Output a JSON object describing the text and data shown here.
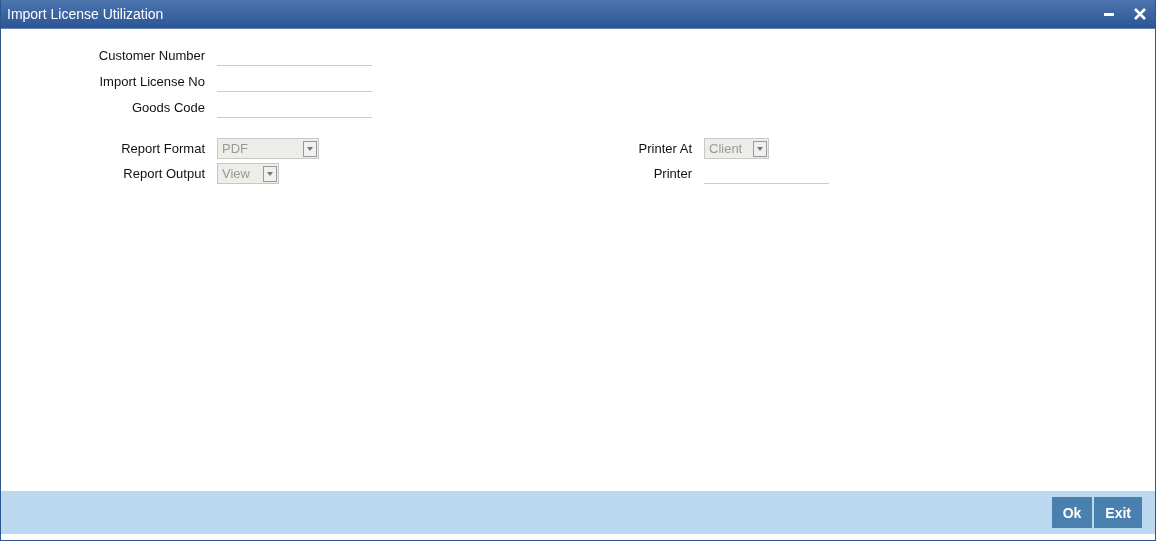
{
  "window": {
    "title": "Import License Utilization",
    "controls": [
      {
        "kind": "minimize"
      },
      {
        "kind": "close"
      }
    ]
  },
  "fields": [
    {
      "label": "Customer Number",
      "kind": "text"
    },
    {
      "label": "Import License No",
      "kind": "text"
    },
    {
      "label": "Goods Code",
      "kind": "text"
    }
  ],
  "report_left": [
    {
      "label": "Report Format",
      "kind": "select",
      "value": "PDF",
      "disabled": true
    },
    {
      "label": "Report Output",
      "kind": "select",
      "value": "View",
      "disabled": true
    }
  ],
  "report_right": [
    {
      "label": "Printer At",
      "kind": "select",
      "value": "Client",
      "disabled": true
    },
    {
      "label": "Printer",
      "kind": "text"
    }
  ],
  "buttons": [
    "Ok",
    "Exit"
  ]
}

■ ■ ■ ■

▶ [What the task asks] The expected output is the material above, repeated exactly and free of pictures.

▶ [Answer area]
Output a JSON object describing the text and data shown here.
{
  "window": {
    "title": "Import License Utilization",
    "controls": [
      {
        "kind": "minimize"
      },
      {
        "kind": "close"
      }
    ]
  },
  "fields": [
    {
      "label": "Customer Number",
      "kind": "text"
    },
    {
      "label": "Import License No",
      "kind": "text"
    },
    {
      "label": "Goods Code",
      "kind": "text"
    }
  ],
  "report_left": [
    {
      "label": "Report Format",
      "kind": "select",
      "value": "PDF",
      "disabled": true
    },
    {
      "label": "Report Output",
      "kind": "select",
      "value": "View",
      "disabled": true
    }
  ],
  "report_right": [
    {
      "label": "Printer At",
      "kind": "select",
      "value": "Client",
      "disabled": true
    },
    {
      "label": "Printer",
      "kind": "text"
    }
  ],
  "buttons": [
    "Ok",
    "Exit"
  ]
}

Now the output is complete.